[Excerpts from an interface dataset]

* * * * *

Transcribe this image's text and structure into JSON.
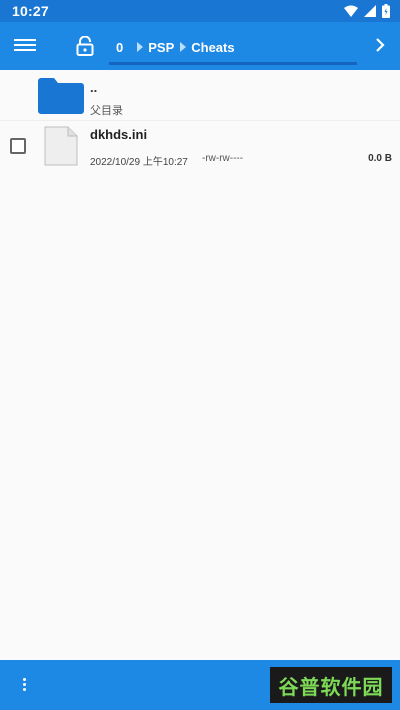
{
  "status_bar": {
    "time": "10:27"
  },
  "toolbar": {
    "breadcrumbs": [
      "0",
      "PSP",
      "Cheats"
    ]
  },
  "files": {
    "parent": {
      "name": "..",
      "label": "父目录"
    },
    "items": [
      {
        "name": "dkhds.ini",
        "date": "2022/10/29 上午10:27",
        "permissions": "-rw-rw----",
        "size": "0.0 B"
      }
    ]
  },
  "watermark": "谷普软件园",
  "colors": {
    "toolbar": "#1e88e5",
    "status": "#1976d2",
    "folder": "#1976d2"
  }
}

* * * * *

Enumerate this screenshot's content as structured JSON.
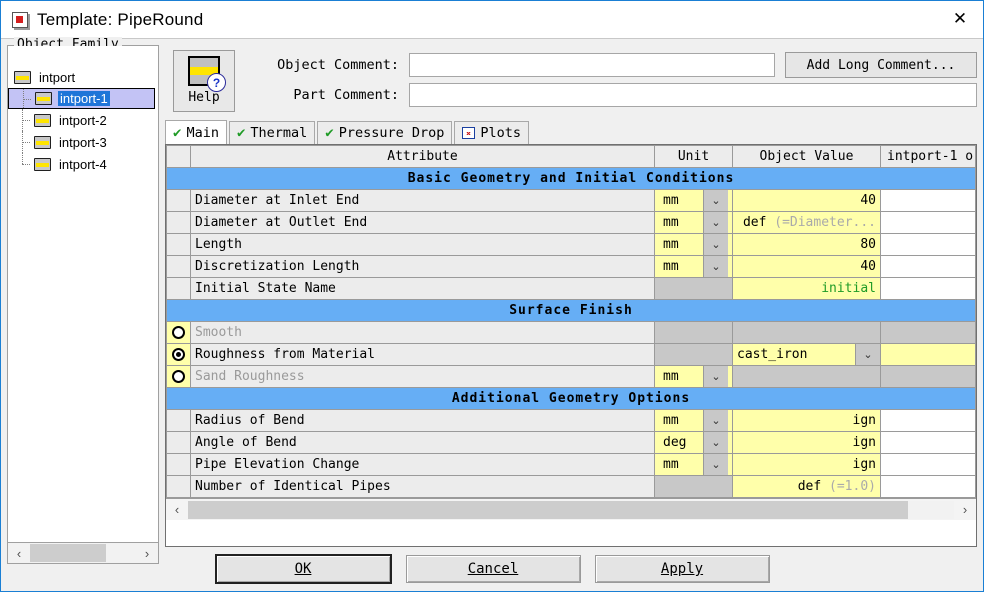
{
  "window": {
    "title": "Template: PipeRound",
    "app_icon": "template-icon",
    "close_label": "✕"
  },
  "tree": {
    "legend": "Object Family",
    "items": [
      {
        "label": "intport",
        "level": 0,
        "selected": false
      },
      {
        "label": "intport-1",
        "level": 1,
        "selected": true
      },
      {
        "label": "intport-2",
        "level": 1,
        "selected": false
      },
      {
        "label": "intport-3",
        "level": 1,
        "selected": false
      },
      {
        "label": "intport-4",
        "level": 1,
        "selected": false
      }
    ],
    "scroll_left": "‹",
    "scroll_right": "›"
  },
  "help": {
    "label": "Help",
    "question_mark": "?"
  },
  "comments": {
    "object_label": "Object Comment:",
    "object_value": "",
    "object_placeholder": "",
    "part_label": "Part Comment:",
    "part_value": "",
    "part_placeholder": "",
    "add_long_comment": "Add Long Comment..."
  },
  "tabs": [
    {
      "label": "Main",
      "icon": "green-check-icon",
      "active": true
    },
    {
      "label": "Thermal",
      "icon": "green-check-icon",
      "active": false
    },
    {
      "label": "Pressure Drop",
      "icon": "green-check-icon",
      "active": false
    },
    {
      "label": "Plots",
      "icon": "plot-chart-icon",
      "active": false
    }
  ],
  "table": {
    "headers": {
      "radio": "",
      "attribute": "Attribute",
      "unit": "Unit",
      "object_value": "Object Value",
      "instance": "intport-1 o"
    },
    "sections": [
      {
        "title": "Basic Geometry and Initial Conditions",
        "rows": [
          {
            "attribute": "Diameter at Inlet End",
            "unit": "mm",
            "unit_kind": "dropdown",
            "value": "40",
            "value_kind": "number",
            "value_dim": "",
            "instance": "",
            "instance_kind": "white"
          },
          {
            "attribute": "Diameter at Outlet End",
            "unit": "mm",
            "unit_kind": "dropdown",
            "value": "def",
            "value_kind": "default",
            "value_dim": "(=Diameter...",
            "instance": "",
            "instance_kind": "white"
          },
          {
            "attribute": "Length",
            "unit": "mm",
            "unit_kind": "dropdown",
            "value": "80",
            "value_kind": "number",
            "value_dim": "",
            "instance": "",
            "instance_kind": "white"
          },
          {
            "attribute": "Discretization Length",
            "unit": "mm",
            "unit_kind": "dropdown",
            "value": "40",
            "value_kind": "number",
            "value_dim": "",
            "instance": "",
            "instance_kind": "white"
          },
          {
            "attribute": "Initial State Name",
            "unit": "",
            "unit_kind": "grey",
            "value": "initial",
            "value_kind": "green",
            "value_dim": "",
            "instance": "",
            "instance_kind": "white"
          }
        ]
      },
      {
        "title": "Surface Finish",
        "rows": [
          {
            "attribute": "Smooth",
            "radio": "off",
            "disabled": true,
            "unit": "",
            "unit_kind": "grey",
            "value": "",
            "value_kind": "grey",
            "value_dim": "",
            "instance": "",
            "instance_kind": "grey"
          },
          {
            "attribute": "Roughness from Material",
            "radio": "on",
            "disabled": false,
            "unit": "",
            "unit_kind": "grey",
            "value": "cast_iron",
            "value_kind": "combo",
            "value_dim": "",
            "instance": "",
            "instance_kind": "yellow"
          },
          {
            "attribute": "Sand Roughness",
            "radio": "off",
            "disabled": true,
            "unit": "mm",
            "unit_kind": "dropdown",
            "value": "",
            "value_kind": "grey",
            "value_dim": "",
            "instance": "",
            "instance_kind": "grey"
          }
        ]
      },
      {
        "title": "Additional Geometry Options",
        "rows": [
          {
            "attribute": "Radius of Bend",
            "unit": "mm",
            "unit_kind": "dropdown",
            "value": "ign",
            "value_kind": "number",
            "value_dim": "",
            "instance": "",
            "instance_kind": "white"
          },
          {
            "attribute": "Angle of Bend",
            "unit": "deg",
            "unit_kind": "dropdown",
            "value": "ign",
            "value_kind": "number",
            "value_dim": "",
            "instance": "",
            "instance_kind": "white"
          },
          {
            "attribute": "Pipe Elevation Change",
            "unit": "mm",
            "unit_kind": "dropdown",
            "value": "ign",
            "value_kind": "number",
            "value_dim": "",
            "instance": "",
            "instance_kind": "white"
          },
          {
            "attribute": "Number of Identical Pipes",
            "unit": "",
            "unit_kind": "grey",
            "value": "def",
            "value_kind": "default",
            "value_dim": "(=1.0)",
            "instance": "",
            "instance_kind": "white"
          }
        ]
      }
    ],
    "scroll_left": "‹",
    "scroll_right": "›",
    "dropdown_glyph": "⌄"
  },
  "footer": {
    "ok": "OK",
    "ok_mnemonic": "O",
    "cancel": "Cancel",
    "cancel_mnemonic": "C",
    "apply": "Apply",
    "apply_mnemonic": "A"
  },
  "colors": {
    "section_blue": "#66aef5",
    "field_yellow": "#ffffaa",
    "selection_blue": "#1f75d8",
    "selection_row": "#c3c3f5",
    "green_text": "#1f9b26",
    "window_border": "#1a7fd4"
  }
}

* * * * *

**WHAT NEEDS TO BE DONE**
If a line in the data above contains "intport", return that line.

**ANSWER TO THE PROBLEM**
        "label": "intport",
        "label": "intport-1",
        "label": "intport-2",
        "label": "intport-3",
        "label": "intport-4",
      "instance": "intport-1 o"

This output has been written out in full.